▸ WORK ORDER: Line count for "title": state how many lines of the listing below contain it, without anything else.

▸ INPUT MATERIAL:

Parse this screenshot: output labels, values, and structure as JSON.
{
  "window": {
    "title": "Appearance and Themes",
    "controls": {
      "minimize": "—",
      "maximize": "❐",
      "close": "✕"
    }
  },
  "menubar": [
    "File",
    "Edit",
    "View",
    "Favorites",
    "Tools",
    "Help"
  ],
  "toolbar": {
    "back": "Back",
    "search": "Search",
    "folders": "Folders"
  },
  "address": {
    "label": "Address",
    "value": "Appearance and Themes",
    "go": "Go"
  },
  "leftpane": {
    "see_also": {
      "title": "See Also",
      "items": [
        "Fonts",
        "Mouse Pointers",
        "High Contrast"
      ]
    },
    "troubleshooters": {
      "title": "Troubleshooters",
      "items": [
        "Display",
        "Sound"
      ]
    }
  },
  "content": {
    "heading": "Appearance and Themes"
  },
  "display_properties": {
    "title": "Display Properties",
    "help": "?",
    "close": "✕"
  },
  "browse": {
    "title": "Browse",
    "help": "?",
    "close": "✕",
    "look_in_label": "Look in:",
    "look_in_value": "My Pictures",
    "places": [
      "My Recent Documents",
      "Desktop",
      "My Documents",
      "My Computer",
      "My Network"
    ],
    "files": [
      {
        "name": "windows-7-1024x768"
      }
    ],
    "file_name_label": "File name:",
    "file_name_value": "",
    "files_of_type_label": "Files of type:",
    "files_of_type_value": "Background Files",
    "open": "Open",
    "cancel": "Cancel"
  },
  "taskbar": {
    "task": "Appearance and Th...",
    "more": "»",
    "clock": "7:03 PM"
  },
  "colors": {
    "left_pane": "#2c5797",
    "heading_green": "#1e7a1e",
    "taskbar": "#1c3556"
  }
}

▸ RESULT: 5